Friday, April 17, 2015

Anything But Gross

Despite the turmoil of the past few months, I've had some minor opportunities to procure major lifers. The first was in late January, when on a local tip, I was able to finally see a bird I've coveted for years - the elusive evening grosbeak.

I say elusive because these are heavily nomadic birds that travel between food sources, but because they travel, it can be hit-or-miss to see them. Apparently, however, they are regular winter visitors at Evergreen Cemetery in Springville, a short drive away - and well worth it for the views. The healthy, hearty stand of mature juniper trees in the cemetery provide abundant fruit for these large finches, and they're easily viewable there, when they do visit.
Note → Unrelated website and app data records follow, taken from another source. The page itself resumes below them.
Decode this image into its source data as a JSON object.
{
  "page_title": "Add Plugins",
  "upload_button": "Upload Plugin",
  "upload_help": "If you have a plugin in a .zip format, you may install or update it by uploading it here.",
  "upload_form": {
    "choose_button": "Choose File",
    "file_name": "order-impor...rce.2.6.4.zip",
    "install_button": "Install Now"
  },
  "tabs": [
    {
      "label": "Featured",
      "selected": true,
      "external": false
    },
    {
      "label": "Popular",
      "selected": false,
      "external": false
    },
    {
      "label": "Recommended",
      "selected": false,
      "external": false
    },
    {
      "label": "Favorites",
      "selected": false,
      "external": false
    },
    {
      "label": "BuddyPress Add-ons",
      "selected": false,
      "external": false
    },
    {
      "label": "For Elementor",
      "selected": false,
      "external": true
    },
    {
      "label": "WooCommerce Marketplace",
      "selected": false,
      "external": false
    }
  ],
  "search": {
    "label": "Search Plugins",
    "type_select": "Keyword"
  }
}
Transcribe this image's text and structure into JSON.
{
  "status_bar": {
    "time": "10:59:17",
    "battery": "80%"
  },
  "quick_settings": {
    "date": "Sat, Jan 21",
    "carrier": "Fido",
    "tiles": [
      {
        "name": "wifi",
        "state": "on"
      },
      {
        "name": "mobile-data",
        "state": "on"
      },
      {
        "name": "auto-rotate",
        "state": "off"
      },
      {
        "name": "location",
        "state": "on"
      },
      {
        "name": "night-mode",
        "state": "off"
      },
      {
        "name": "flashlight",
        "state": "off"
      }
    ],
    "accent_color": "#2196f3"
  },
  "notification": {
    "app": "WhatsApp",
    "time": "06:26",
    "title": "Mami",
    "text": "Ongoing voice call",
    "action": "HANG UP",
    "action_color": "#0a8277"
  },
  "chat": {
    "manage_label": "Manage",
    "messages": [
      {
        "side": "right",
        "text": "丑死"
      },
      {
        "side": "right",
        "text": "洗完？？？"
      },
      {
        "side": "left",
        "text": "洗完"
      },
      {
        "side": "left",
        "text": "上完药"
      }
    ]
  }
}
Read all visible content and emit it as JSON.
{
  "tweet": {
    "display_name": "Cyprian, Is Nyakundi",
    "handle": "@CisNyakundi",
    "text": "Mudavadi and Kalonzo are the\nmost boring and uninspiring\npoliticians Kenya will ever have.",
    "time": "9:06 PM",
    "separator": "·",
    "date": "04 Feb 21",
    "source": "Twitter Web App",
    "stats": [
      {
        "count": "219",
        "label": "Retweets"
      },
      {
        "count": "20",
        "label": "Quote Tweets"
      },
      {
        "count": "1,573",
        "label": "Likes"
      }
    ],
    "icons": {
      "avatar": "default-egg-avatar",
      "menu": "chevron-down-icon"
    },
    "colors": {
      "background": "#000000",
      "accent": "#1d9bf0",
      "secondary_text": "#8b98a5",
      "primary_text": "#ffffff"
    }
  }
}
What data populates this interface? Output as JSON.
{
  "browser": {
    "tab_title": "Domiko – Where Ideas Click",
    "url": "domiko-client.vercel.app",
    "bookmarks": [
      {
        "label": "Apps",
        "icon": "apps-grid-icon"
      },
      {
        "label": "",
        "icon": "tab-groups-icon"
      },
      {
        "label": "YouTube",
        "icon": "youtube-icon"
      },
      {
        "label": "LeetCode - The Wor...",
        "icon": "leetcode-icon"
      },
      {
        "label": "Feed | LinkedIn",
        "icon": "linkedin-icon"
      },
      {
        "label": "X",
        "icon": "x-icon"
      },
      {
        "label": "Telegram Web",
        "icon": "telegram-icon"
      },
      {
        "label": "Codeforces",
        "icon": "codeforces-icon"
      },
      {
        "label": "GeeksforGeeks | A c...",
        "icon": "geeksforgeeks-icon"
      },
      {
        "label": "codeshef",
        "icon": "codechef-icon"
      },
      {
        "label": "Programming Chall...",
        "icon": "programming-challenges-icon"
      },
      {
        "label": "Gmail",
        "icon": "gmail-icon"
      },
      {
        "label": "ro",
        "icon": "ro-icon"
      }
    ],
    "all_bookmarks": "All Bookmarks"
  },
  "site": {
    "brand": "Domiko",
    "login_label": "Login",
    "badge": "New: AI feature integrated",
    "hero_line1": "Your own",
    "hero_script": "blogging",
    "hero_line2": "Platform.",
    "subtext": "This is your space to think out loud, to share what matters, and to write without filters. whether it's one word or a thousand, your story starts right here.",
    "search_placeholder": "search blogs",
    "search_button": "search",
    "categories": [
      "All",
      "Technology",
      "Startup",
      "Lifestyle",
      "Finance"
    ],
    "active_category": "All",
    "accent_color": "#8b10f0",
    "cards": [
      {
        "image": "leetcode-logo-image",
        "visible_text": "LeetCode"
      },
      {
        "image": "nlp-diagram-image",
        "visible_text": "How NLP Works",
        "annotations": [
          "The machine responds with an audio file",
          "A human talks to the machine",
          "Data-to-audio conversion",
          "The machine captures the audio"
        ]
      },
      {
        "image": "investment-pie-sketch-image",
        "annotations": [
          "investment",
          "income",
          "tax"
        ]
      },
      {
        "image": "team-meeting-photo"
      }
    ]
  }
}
I was at the cemetery twice, and managed sightings both times. The first was adequate, though less than satisfying - the day was overcast so the birds' colorful plumage was not as readily visible in all its flourescent glory, and the flock of 15-20 birds was only present for a few minutes after I arrived. The next day, however, was sunny and fair, and when I returned the birds were there as well - many more (a rough estimate of likely 50 birds or more). Not only was their plumage practically glowing in the sunlight, but the combined sounds of their voracious appetites munching on juniper berries sounded like a rain shower sprinkling through dense foliage, an amazing and unexpected experience.

On that second day, the birds were more than cooperative, and were much more interested in their berries than in the attentions of an enthralled birder. I was also able to meander around the property a bit, and saw mountain chickadees, a juniper titmouse, white-breasted nuthatches, and Eurasian collared-doves. Quite the day!

The evening grosbeak gets its name from its plumage coloration evocative of sunset, as well as its heavy, thick bill. For me, however, the experience was more akin to an enlightening dawn and the delicate thrill of discovering more of nature's beauty - an experience I look forward to repeating many times to come. After all, there are 10,000 bird species in the world, and I've only seen 381. That leaves me 9,619 beautiful birds to enjoy that same discovery with.

Sounds like a challenge.

1 comment:

BYBirdBlog said...

I remember seeing huge flocks of Evening Grosbeaks all the time growing up in Vermont. I can't remember the last time I have seen one. So sad.